The company notified customers of pending changes to security alert bulletins in an e-mail sent Tuesday to the Microsoft Security Notification Service mailing list.
"Customer feedback tells us that, while technical professionals value our security bulletins, many end-users find them overly detailed and confusing," Steve Lipner, director of Microsoft Security Assurance, wrote in the e-mail. He also noted that many people receive notices that would be "of interest only to developers or system administrators."
To address both issues, Microsoft plans to "create a less technical end-user security bulletin that we will host, while continuing to offer more technical alerts for technology professionals. The new end-user security bulletins will describe straightforward steps that customers can take to help keep their systems secure," Lipner wrote.
Those bulletins, like the more business-oriented ones, will be available at Microsoft's security Web site.
"In addition, before year's end, we will create a new End User Security Notification Service that will notify customers of security issues in end-user-oriented products and provide a link to the appropriate end-user security bulletin," Lipner wrote.
Microsoft stepped up its emphasis on security in January, when Chairman Bill Gates sent anto employees making security the company's No. 1 priority--ahead of adding new product features.
The company then unleashed a torrent of security alerts, after Microsoft developers uncovered problems during several intensive rounds of code reviews. So far this year, Microsoft has issued 64 security bulletins, exceeding by October the number of alerts sent out in all of 2001. Each bulletin can sometimes describe two, three or more separate security problems.
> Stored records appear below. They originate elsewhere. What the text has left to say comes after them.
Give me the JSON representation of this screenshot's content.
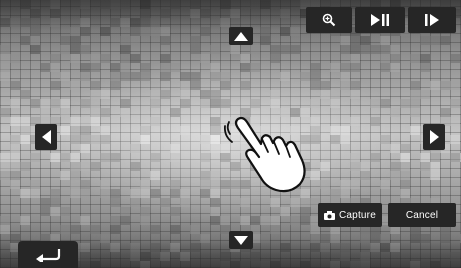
{
  "topbar": {
    "zoom_icon": "magnifier-icon",
    "play_pause_icon": "play-pause-icon",
    "next_icon": "next-frame-icon"
  },
  "nav": {
    "up_icon": "arrow-up-icon",
    "down_icon": "arrow-down-icon",
    "left_icon": "arrow-left-icon",
    "right_icon": "arrow-right-icon"
  },
  "actions": {
    "capture_label": "Capture",
    "cancel_label": "Cancel"
  },
  "footer": {
    "back_icon": "return-icon"
  },
  "overlay": {
    "gesture_icon": "tap-hand-icon"
  },
  "colors": {
    "button_bg": "#262626",
    "button_fg": "#ffffff"
  }
}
Analysts gave Microsoft high marks for attempting to clean up its security bulletins, which they agreed are too difficult for most people to decipher.
"Existing Microsoft security bulletins assume that the reader is a programmer," said independent security consultant Richard Smith. "Of course, most Microsoft customers are not programmers and therefore need simpler explanations of security problems."
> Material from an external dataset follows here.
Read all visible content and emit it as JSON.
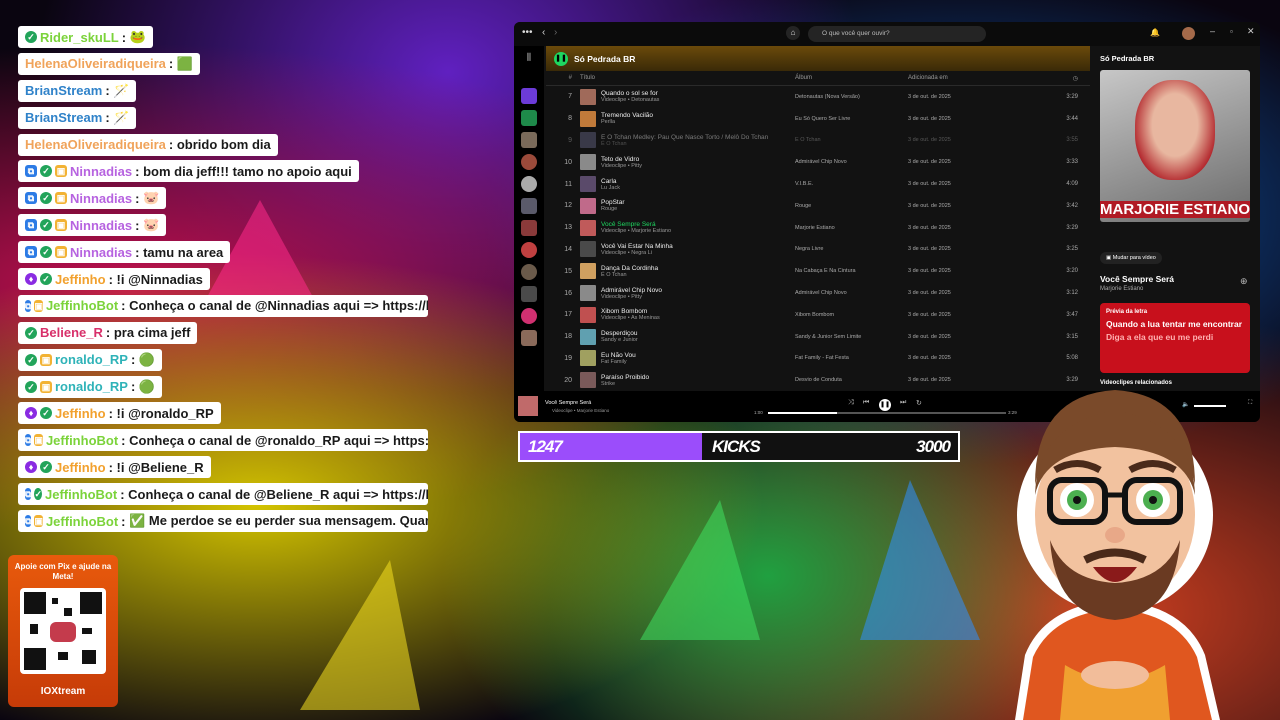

According to Robert McLaws, President of Interscape Technologies, "Computer security is not just an IT concern, but as of right now the only way to get security bulletins is through their (Microsoft's) IT assistance channels.
"Security alerts targeted to laypeople is definitely a good idea, although I'm sure it will be difficult for tech people to simplify the concepts into nontech terms. It is definitely a step in the right direction," McLaws said.
Besides changes to alerts, Microsoft also is revamping how security alerts are rated. The company had been rating severity of security problems as "low," "moderate" or "critical."
Many people "find that the ratings fail to clearly identify the most serious issues," Lipner wrote. "There is also a widespread feeling that the Severity Ratings are difficult to understand and apply."
Microsoft has added a fourth severity designation, "important," and posted clearer explanations what each of the four ratings mean.